Meanwhile, CNAS' Richard Fontaine, who used to be John McCain's foreign-policy adviser, wants to force Pacific nations to choose between the U.S. and China. That's the kind of Cold War bloc formation the Biden administration insists it doesn't seek—while its policies deepen the interests and incentive structures that lead to it. The NDAA reflects and accelerates all this.

ONE GOOD THING IN THE BILL: A bipartisan amendment passed that stops the Pentagon from purchasing constitutionally-protected data from data brokers. Hopefully that stays in.

SPEAKING OF. If you like this newsletter, you should really also subscribe to Un-Diplomatic, written by my friend Van Jackson. His latest is a trenchant warning against military Keynesianism, a strategy that seeks economic growth through defense spending. ("[Y]ou make the welfare of Americans dependent on the endless preparation for and waging of war," he writes.) And Van gives us a sneak preview of a book he's writing with Mike Brenes, one of my go-to scholars for understanding the state of the military-industrial complex. This is what we're going to get from their upcoming The Rivalry Peril:

Defense spending is an extremely inefficient job stimulus.  According to Brown University’s Costs of War Project, the “job multiplier effect” from federal spending on the military is lower than the same amount spent in any industry (6.9 jobs in the defense industry and supporting supply chains for every $1 million spent).  The measurable opportunity cost of defense spending—what we specifically forego economically when we fund the Pentagon—is the gap between the military job multiplier and the job multiplier in non-defense sectors of the economy.  Investing $1 million in renewable energy retrofitting jobs has a multiplier effect of 10.6 jobs.  The job multiplier in healthcare is 14.3 jobs.  And the job multiplier for primary and secondary school education spending is 19.2 jobs.  Based on these figures, the economic opportunity cost of the first 16 years of the “War on Terror” was somewhere between one and three million jobs lost domestically.

Military Keynesianism doesn't enrich the working class. It enriches the defense corporations, and the politicians they purchase.

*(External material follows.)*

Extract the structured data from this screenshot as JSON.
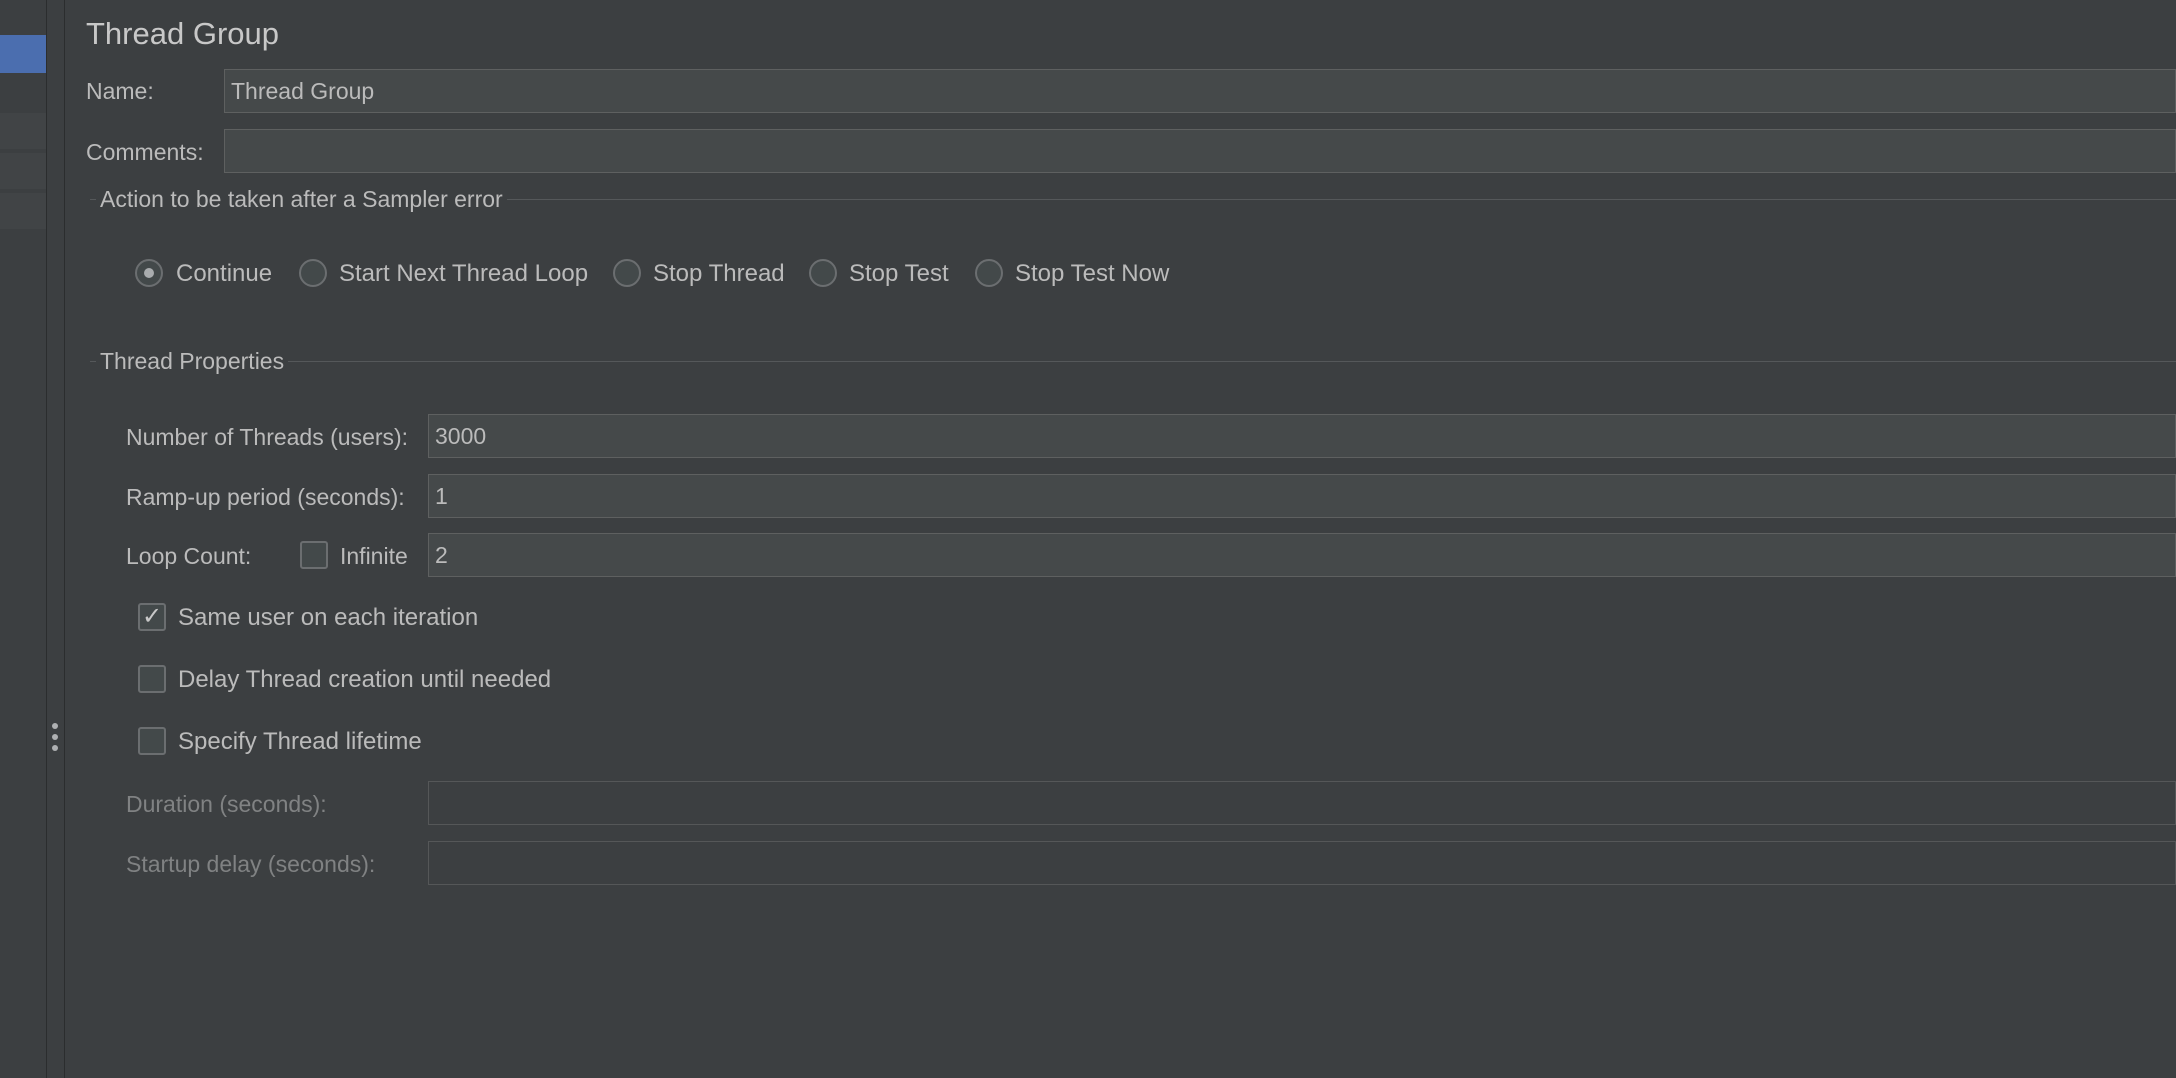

AND ONE GOOD NON-DEFENSE-BILL THING. Kamala Khan will soon be an X-Man, in a new series co-written by Iman Vellani herself. I love this, as I love Jamie McKelvie's costume design. Ms. Marvel is my older daughter's favorite superhero—I have every issue of the G. Willow Wilson and Saladin Ahmed series waiting for her; both were series that my wife and I read in floppies each month—and I expect my younger one will love Kamala too. The Ms. Marvel onesie that I made for them years ago may have something to do with it.